I recently had the chance to speak to Jeremie about his life as a footballer and he gave some interesting insights into life behind the scenes at Highbury, The Emirates and beyond …
AFE: Hi Jeremie. First off, who was your footballing idol when growing up and why?
JA: Hello. It was Ronaldo – The Brazilian striker.
He was a number 9 who was fast, physically strong, could dribble past two to three players on his own and, of course, score a lot of goals too.
He could change games and win them on his own.
AFE: You signed for Arsenal as a 16-year-old. What was it like moving to such a big club at such a young age?
JA: The hardest thing about it was having to adapt to English football and the way of life in the country.
My first six months were very hard, but I gradually got used to the challenge with time and settled in.
AFE: Who helped you settle into life at Highbury?
JA: I would say that was Neil Banfield and Liam Brady, who were both coaches at the club at the time.
When I came over to the country, Neil was my coach during my time with the under 17’s and he helped me a lot.
AFE: In what ways did Arsene Wenger help you progress as a player? Do you still keep in touch with him?
JA: He helped me a lot when I started training with the first team (2002 onwards). He always came to talk to me and that helped me progress.
I am still very much in contact with him nowadays, I owe a lot to him.
AFE: You also have a Premier League medal from your time at Arsenal. Do you still follow the club regularly?
JA: Of course, Arsenal Football Club is in my blood!
I still go to watch as many matches as I can at The Emirates.
AFE: You scored four goals during the League Cup run in 2003-04 and were voted the best young talent of the competition. How did that help your confidence?
JA: It helped massively.
When you play regularly and score goals against good teams, you feel great about yourself and your confidence grows with that.
You begin to feel like you can play at that level.
AFE: You also had a good spell for Middlesbrough in the Premier League. What was your highlight from your time there?
JA: Just to be playing regularly in their starting eleven was an amazing feeling.
Scoring against Arsenal was a great feeling too!
AFE: You eventually returned to France with Lorient. How did playing in Ligue 1 compare to playing in the Premier League? What were the main differences?
JA: They are two completely different leagues to be honest.
Ligue 1 is a very tactical league, whereas the Premier League is much more physical and is played at a much faster pace too.
AFE: You played many times for France’s Under 21 side, but never quite made the senior squad.
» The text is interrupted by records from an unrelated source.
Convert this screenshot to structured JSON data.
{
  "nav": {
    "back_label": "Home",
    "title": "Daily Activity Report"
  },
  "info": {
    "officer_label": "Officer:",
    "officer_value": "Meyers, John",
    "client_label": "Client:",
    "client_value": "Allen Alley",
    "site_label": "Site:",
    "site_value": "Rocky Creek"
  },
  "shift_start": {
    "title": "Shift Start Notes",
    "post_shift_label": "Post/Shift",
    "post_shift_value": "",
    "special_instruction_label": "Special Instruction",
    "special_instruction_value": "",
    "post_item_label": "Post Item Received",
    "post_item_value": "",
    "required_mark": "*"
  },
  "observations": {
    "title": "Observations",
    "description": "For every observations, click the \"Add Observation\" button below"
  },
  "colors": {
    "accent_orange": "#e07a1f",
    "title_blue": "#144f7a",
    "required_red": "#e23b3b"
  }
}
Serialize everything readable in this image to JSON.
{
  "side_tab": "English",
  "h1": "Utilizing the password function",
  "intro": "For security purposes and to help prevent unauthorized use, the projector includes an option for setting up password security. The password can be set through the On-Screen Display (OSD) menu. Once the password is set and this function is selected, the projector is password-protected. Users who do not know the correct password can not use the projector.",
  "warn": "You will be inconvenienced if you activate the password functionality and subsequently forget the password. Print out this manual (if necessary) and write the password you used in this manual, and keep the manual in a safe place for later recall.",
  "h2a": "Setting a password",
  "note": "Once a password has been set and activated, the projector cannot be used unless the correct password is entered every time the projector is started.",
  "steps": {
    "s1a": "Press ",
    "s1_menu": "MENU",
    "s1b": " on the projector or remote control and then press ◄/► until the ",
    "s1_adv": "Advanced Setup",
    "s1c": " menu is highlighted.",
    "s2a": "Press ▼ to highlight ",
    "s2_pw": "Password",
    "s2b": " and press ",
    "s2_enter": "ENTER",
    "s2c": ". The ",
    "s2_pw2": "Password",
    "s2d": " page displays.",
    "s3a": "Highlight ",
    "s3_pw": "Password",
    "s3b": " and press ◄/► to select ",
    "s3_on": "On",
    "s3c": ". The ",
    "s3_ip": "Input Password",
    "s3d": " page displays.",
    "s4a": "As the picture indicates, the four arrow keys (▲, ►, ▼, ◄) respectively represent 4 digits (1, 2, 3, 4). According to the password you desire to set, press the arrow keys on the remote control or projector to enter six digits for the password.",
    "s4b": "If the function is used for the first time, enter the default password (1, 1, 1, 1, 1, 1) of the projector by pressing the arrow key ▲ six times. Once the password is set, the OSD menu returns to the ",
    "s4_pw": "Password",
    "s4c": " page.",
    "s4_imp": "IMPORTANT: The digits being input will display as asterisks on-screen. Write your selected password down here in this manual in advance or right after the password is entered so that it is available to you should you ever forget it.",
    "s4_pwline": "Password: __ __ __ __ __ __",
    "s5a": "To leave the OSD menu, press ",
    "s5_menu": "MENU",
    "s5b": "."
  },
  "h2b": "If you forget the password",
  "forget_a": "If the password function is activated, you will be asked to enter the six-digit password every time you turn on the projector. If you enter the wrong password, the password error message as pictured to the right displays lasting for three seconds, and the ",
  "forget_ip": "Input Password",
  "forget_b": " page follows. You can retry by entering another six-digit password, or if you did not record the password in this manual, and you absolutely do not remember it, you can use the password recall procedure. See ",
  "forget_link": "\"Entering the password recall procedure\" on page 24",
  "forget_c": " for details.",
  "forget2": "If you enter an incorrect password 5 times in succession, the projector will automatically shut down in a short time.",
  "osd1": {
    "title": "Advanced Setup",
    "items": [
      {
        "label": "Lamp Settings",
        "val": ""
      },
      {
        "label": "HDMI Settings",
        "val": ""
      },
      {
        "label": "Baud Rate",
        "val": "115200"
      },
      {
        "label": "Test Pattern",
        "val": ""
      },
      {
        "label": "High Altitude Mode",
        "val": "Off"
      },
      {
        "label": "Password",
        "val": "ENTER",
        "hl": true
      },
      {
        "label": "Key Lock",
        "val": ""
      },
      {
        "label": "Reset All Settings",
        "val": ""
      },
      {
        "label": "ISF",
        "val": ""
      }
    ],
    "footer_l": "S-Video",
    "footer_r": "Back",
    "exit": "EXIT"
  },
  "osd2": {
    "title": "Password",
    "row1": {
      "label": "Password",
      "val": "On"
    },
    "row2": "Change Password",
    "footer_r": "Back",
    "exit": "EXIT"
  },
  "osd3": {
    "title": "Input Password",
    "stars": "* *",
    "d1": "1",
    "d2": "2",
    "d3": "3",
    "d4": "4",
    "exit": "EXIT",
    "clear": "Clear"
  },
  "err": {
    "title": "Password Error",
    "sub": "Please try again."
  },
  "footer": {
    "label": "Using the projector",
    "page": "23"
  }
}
Did you ever consider playing for Algeria due to your heritage?
JA: Yes, I had the opportunity to play for Algeria but I just felt that, because I have never actually been there, it wasn’t right for me to go on to represent them.
AFE: Who were the best players you played alongside at Arsenal, Lorient and Middlesbrough?
JA: Thierry Henry was obviously the best at Arsenal.
Tuncay Sanli was a very clever player at Boro, he could nearly always pick out the right pass.
At Lorient, I would probably say it was Vincent Aboubakar – he was just a complete goal machine.
AFE: What about the best players you came up against during your career?
JA: The best two were Cristiano Ronaldo and Zlatan Ibrahimovic.
AFE: What would you say were your best qualities as a player?
JA: I would say that it was my pace and also the timing of my runs.
AFE: Finally, what are you to nowadays?
JA: At the moment not much to be honest, just enjoying time with my family.
I’m also training hard as I am going to be playing for the Arsenal legends against Real Madrid legends soon, so I need to be in good shape.